One hundred seventy-four miles may sound like a lot of ground to cover in one week, but to Lisa Hallett it’s minuscule compared to the 174 women who lost their lives in overseas combat since Sept. 11, 2001.
“I think women in service show an uncommon courage,” said Hallett, co-founder and executive director of wear blue: run to remember — a nonprofit dedicated to honoring the sacrifice of U.S. military members. “Their willingness to step into a man’s world, lead with conviction and have an impact on the success of our armed forces — I’m so in awe of that bravery.”
In conjunction with Women’s History Month and the 399,458 current-serving military women, Hallett and wear blue’s staff launched the inaugural Piestewa Challenge — a worldwide collective effort to pay tribute to the nation’s 174 fallen women.
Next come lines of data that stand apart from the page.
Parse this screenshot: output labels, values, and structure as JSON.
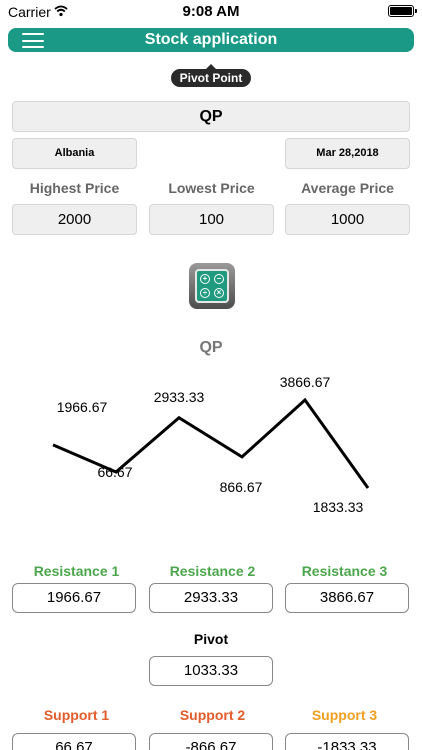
{
  "status_bar": {
    "carrier": "Carrier",
    "time": "9:08 AM"
  },
  "header": {
    "title": "Stock application"
  },
  "mode_label": "Pivot Point",
  "symbol": "QP",
  "country": "Albania",
  "date": "Mar 28,2018",
  "price_labels": {
    "highest": "Highest Price",
    "lowest": "Lowest Price",
    "average": "Average Price"
  },
  "prices": {
    "highest": "2000",
    "lowest": "100",
    "average": "1000"
  },
  "chart_title": "QP",
  "chart_data": {
    "type": "line",
    "title": "QP",
    "x": [
      0,
      1,
      2,
      3,
      4,
      5,
      6
    ],
    "values": [
      1966.67,
      66.67,
      2933.33,
      866.67,
      3866.67,
      1833.33
    ],
    "labels": [
      "1966.67",
      "66.67",
      "2933.33",
      "866.67",
      "3866.67",
      "1833.33"
    ],
    "line_values": [
      1500,
      66.67,
      2933.33,
      866.67,
      3866.67,
      1833.33
    ],
    "color": "#000000"
  },
  "resistance": {
    "labels": [
      "Resistance 1",
      "Resistance 2",
      "Resistance 3"
    ],
    "values": [
      "1966.67",
      "2933.33",
      "3866.67"
    ]
  },
  "pivot": {
    "label": "Pivot",
    "value": "1033.33"
  },
  "support": {
    "labels": [
      "Support 1",
      "Support 2",
      "Support 3"
    ],
    "values": [
      "66.67",
      "-866.67",
      "-1833.33"
    ]
  },
  "colors": {
    "accent": "#1a9a86",
    "resistance": "#4ca64c",
    "support1": "#e25b2a",
    "support2": "#e25b2a",
    "support3": "#f0a020"
  },
  "icons": {
    "menu": "hamburger-icon",
    "wifi": "wifi-icon",
    "battery": "battery-icon",
    "calculator": "calculator-icon"
  }
}
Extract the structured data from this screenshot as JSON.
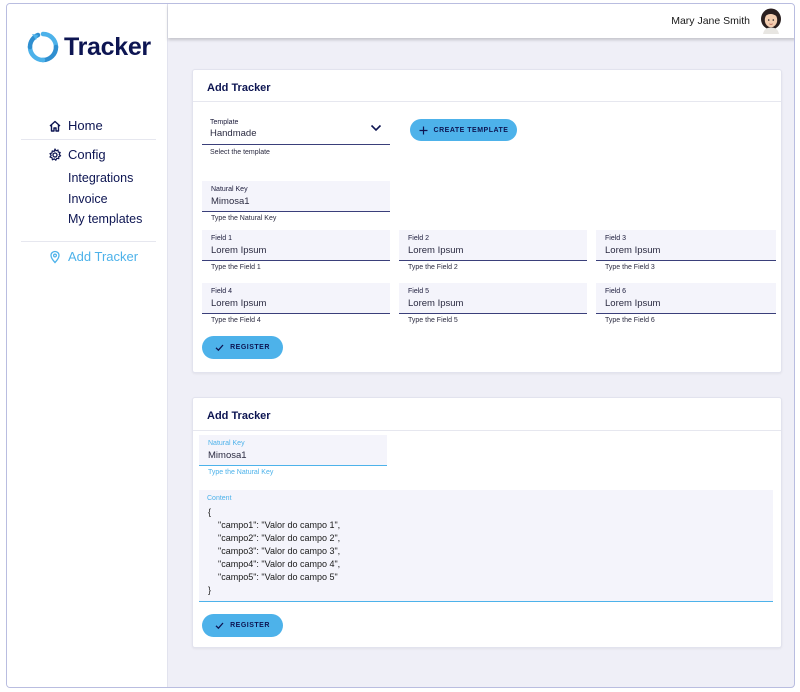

Kicking off Tuesday, March 23, the challenge invites groups of four to eight people to jointly run, walk, swim, kayak, bike or any other motion in completing 174 total team miles by March 30.
“Any movement counts!” Hallett said. “There is so much we can’t control in our lives, especially right now, but we can always do something intentional for ourselves, our communities and these women.”
The Piestewa Challenge is named after Army Spc. Lori Piestewa, the first Native American service member to be killed in combat on foreign soil and the first military woman to be killed in Iraq. March 23, the day the challenge launches, is the 18th anniversary of her passing in Nasiriyah. The symbolic starting line begins near Piestewa Peak in Arizona and ends 174 miles later — a location not far from Piestewa’s hometown of Tuba City on Navajo Nation.
Anyone — man, woman or child — can participate in any location. Hallett, herself a Gold Star wife after losing her husband John in Afghanistan in 2009, recommends joining the challenge not to check off another item on a to-do list, but as “a gift to ourselves and each other.”
“Here is a really simple way we can come together and connect as a military family,” she said. “When we remember the past, say these women’s names, we show the present how we will care for each other in the good and the bad in the future.”
The Piestewa Challenge is free and has already registered more than 1,500 athletes, although Hallett, an ultramarathon runner and Ironman participant, hopes for 5,000. Participants can join teams with names like “Hot Steppers” and “Wild Wicked Women” and log miles through Racery, a virtual race platform. Registration is available online.
The challenge is more than just lonely exercising. Athletes can begin the 174 miles with the “Piestewa Challenge National Circle of Remembrance” online Tuesday morning. The virtual ceremony will specifically honor Piestewa with a blessing from the Hopi people, her tribe, as well as reading aloud the 173 names of her fallen sisters. Additionally, wear blue will send emails throughout the week, each containing stories of soldiers, airmen, Marines, and sailors killed over the last two decades.
Many of the women’s family members are playing active roles in the challenge.
“It means so much that their loved one is not forgotten and that they do not remember alone,” Hallett said. “These women’s families have, in many ways, carried the weight of their service, and there is so much inspiration in witnessing each family’s courage and how they persevere.”
Hallett and her staff will be running on team “Run, Honor, Belong.” With each mile, she says, they will be thinking of each woman in the club of 174.
“This is an opportunity for the nation to turn the words, ‘Thank you for your service’ into tangible, meaningful action,” she said. “We’re going to carry with intention their legacies in our steps.”